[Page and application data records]
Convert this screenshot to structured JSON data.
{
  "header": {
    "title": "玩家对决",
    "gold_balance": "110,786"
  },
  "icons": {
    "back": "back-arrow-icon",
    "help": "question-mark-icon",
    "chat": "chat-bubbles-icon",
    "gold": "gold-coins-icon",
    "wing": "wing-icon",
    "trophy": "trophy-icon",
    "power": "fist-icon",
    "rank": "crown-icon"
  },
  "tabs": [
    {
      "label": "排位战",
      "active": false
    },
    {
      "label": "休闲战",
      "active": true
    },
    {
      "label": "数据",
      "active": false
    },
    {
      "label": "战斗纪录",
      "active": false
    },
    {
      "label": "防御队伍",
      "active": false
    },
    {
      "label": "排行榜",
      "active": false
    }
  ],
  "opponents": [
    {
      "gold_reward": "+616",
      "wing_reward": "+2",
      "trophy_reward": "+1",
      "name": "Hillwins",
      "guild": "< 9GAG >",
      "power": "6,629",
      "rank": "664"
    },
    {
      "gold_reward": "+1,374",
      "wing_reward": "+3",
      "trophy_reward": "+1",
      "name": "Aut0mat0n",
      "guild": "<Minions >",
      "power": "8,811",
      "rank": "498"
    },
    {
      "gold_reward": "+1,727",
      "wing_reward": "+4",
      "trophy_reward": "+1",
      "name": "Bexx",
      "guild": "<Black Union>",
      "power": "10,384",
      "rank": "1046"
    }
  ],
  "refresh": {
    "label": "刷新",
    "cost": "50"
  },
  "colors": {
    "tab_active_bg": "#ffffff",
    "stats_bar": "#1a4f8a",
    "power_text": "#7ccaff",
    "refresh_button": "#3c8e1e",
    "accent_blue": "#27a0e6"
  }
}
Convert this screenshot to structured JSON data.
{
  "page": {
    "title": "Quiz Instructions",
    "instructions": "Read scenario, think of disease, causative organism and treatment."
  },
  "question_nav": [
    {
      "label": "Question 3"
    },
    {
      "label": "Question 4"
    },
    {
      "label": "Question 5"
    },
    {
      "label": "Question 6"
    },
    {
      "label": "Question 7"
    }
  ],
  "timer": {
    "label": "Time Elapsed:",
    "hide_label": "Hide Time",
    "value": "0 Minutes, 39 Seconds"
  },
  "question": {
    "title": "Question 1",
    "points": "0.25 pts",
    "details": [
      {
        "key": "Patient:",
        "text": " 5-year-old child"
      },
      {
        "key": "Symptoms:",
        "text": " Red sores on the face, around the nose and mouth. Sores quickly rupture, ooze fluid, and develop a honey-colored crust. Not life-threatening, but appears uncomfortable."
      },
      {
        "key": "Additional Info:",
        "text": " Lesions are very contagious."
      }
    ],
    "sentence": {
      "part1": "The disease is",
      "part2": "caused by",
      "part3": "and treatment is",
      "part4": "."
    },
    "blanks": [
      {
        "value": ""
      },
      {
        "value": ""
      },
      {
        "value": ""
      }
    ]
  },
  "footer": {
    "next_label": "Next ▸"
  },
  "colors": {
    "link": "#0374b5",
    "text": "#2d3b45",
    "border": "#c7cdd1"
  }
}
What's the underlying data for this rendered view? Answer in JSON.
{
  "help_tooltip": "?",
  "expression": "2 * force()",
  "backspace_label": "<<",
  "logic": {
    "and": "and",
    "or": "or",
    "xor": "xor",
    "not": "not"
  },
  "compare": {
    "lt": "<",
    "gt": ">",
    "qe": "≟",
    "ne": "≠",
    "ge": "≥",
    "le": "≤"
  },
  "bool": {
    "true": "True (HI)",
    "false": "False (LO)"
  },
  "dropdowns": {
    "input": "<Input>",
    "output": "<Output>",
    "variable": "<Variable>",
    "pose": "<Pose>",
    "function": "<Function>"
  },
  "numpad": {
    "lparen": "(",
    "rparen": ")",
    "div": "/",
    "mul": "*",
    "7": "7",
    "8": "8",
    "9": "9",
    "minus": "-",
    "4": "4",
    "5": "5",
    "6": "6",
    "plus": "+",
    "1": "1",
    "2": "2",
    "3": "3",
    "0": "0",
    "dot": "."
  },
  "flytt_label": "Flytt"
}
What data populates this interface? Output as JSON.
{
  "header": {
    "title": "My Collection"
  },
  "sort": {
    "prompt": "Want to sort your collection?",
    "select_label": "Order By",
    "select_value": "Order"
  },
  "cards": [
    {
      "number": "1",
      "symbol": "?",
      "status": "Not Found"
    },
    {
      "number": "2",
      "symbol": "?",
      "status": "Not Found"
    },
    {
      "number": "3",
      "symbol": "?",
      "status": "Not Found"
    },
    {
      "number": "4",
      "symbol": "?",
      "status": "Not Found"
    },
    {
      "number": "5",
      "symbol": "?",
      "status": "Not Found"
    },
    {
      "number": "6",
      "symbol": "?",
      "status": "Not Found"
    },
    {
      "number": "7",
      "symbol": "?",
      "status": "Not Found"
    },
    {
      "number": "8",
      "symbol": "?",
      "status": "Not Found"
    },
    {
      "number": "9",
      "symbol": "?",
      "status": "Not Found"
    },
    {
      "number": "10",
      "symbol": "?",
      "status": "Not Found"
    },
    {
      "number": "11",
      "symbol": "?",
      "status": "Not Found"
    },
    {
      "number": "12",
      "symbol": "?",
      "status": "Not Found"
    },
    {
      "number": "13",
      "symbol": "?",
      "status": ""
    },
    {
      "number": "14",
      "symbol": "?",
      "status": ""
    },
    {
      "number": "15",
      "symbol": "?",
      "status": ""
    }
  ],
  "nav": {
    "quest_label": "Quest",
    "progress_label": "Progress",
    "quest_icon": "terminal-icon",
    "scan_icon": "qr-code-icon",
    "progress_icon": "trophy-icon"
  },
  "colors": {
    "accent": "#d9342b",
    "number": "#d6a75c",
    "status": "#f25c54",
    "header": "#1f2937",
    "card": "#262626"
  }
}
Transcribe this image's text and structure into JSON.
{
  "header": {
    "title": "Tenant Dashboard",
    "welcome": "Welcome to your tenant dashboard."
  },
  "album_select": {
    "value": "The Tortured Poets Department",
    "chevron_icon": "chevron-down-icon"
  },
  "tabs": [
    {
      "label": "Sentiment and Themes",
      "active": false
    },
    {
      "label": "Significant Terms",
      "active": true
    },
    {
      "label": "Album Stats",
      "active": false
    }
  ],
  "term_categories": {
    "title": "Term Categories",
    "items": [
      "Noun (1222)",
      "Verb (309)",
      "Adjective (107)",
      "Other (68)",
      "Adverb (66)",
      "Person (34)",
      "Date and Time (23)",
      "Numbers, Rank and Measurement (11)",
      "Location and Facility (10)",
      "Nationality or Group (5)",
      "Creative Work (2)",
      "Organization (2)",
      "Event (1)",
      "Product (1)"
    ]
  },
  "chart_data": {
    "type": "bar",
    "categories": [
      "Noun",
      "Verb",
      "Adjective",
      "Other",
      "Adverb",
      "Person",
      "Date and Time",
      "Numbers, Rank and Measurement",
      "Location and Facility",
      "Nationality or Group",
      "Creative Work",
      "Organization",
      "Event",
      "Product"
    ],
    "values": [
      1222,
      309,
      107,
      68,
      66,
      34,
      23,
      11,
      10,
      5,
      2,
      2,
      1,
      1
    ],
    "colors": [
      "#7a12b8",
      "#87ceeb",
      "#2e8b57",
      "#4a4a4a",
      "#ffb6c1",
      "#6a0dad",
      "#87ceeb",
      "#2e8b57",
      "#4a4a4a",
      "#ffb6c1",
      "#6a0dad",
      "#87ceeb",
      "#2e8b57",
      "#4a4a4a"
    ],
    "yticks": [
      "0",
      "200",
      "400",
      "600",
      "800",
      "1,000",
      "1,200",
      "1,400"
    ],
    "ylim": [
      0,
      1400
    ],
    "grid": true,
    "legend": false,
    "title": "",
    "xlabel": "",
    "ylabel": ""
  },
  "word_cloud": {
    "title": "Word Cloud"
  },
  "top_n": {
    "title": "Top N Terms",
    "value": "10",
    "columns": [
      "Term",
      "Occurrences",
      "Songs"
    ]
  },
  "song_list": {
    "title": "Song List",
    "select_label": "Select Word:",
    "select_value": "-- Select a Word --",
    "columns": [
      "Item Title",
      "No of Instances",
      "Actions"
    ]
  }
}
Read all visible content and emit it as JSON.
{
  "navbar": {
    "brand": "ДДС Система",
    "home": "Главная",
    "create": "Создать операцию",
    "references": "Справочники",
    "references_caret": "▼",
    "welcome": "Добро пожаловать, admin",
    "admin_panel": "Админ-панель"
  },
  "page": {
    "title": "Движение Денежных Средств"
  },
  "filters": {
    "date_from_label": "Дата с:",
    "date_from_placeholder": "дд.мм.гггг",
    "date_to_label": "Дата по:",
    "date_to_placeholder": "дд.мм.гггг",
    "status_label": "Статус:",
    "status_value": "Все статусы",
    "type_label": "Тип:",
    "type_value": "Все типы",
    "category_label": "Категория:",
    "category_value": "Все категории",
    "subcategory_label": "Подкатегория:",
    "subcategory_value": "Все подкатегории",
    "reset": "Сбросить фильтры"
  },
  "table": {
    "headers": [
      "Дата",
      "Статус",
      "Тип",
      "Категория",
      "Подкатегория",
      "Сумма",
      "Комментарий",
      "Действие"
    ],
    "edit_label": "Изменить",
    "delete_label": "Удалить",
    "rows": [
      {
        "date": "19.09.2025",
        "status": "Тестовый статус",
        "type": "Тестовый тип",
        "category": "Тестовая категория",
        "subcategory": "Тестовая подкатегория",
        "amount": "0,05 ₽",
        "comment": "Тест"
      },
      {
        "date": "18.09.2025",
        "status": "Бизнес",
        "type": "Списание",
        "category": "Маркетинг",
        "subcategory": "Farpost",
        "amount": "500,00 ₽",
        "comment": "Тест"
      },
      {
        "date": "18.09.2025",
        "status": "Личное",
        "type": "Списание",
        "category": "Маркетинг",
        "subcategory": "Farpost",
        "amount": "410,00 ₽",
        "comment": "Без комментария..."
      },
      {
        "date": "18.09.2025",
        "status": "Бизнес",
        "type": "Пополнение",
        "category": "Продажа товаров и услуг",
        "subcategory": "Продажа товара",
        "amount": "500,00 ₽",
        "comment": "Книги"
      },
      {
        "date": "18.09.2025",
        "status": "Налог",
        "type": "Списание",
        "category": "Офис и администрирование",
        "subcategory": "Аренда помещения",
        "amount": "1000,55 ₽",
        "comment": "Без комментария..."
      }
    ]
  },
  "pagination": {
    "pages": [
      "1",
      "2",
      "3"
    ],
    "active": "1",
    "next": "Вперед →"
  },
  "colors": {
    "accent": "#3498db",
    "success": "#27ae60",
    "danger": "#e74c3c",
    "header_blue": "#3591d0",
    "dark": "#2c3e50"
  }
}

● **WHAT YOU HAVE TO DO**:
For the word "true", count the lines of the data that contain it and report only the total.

● **ANSWER TO THIS TASK**:
4